--- DATA EXTRACTS ---
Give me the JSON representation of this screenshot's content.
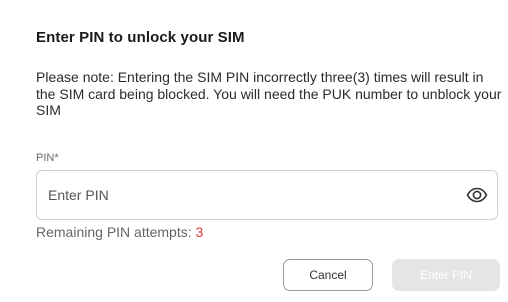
{
  "dialog": {
    "title": "Enter PIN to unlock your SIM",
    "note": "Please note: Entering the SIM PIN incorrectly three(3) times will result in the SIM card being blocked. You will need the PUK number to unblock your SIM",
    "pin_label": "PIN*",
    "pin_input": {
      "value": "",
      "placeholder": "Enter PIN"
    },
    "toggle_icon": "eye-icon",
    "attempts_label": "Remaining PIN attempts: ",
    "attempts_count": "3",
    "cancel_label": "Cancel",
    "enter_label": "Enter PIN"
  },
  "colors": {
    "attempts_count": "#e53935",
    "enter_button_disabled_bg": "#e5e5e5",
    "border": "#cfcfcf"
  }
}
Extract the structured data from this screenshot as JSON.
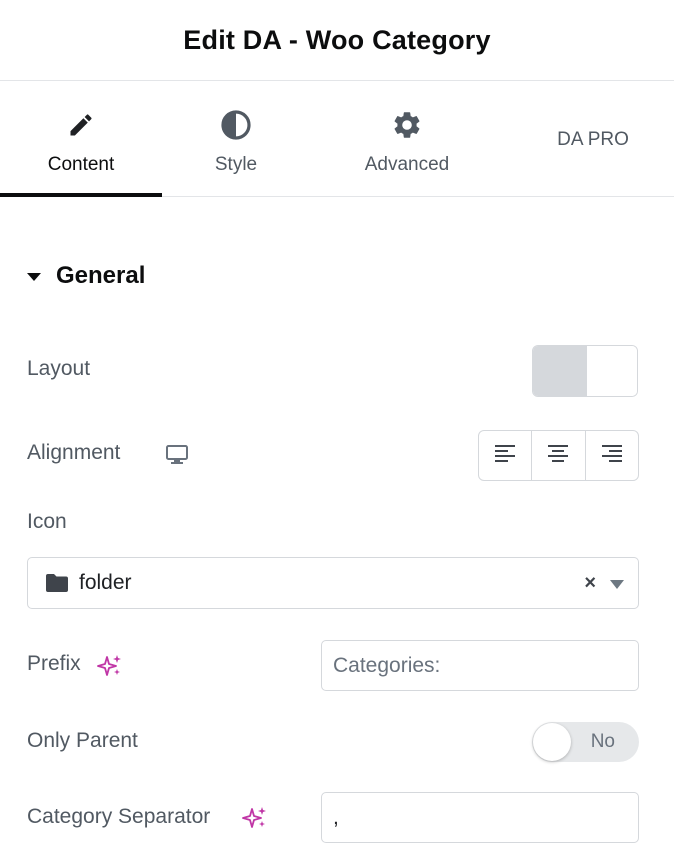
{
  "header": {
    "title": "Edit DA - Woo Category"
  },
  "tabs": [
    {
      "label": "Content",
      "icon": "pencil-icon",
      "active": true
    },
    {
      "label": "Style",
      "icon": "contrast-icon",
      "active": false
    },
    {
      "label": "Advanced",
      "icon": "gear-icon",
      "active": false
    },
    {
      "label": "DA PRO",
      "icon": "",
      "active": false
    }
  ],
  "section": {
    "title": "General",
    "expanded": true
  },
  "fields": {
    "layout": {
      "label": "Layout"
    },
    "alignment": {
      "label": "Alignment",
      "device_icon": "desktop-icon",
      "options": [
        "align-left-icon",
        "align-center-icon",
        "align-right-icon"
      ]
    },
    "icon": {
      "label": "Icon",
      "value": "folder",
      "icon": "folder-icon"
    },
    "prefix": {
      "label": "Prefix",
      "value": "",
      "placeholder": "Categories:"
    },
    "only_parent": {
      "label": "Only Parent",
      "toggle_text": "No",
      "value": false
    },
    "category_separator": {
      "label": "Category Separator",
      "value": ","
    }
  },
  "colors": {
    "ai_accent": "#c036a6",
    "active_tab_underline": "#0c0d0e",
    "border": "#d5d8dc"
  }
}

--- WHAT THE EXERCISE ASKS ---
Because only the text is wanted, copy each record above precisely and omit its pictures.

--- ANSWER TO THE EXERCISE ---
Give me the JSON representation of this screenshot's content.
{
  "dialog": {
    "title": "Enter PIN to unlock your SIM",
    "note": "Please note: Entering the SIM PIN incorrectly three(3) times will result in the SIM card being blocked. You will need the PUK number to unblock your SIM",
    "pin_label": "PIN*",
    "pin_input": {
      "value": "",
      "placeholder": "Enter PIN"
    },
    "toggle_icon": "eye-icon",
    "attempts_label": "Remaining PIN attempts: ",
    "attempts_count": "3",
    "cancel_label": "Cancel",
    "enter_label": "Enter PIN"
  },
  "colors": {
    "attempts_count": "#e53935",
    "enter_button_disabled_bg": "#e5e5e5",
    "border": "#cfcfcf"
  }
}
Extract the structured data from this screenshot as JSON.
{
  "header": {
    "title": "Edit DA - Woo Category"
  },
  "tabs": [
    {
      "label": "Content",
      "icon": "pencil-icon",
      "active": true
    },
    {
      "label": "Style",
      "icon": "contrast-icon",
      "active": false
    },
    {
      "label": "Advanced",
      "icon": "gear-icon",
      "active": false
    },
    {
      "label": "DA PRO",
      "icon": "",
      "active": false
    }
  ],
  "section": {
    "title": "General",
    "expanded": true
  },
  "fields": {
    "layout": {
      "label": "Layout"
    },
    "alignment": {
      "label": "Alignment",
      "device_icon": "desktop-icon",
      "options": [
        "align-left-icon",
        "align-center-icon",
        "align-right-icon"
      ]
    },
    "icon": {
      "label": "Icon",
      "value": "folder",
      "icon": "folder-icon"
    },
    "prefix": {
      "label": "Prefix",
      "value": "",
      "placeholder": "Categories:"
    },
    "only_parent": {
      "label": "Only Parent",
      "toggle_text": "No",
      "value": false
    },
    "category_separator": {
      "label": "Category Separator",
      "value": ","
    }
  },
  "colors": {
    "ai_accent": "#c036a6",
    "active_tab_underline": "#0c0d0e",
    "border": "#d5d8dc"
  }
}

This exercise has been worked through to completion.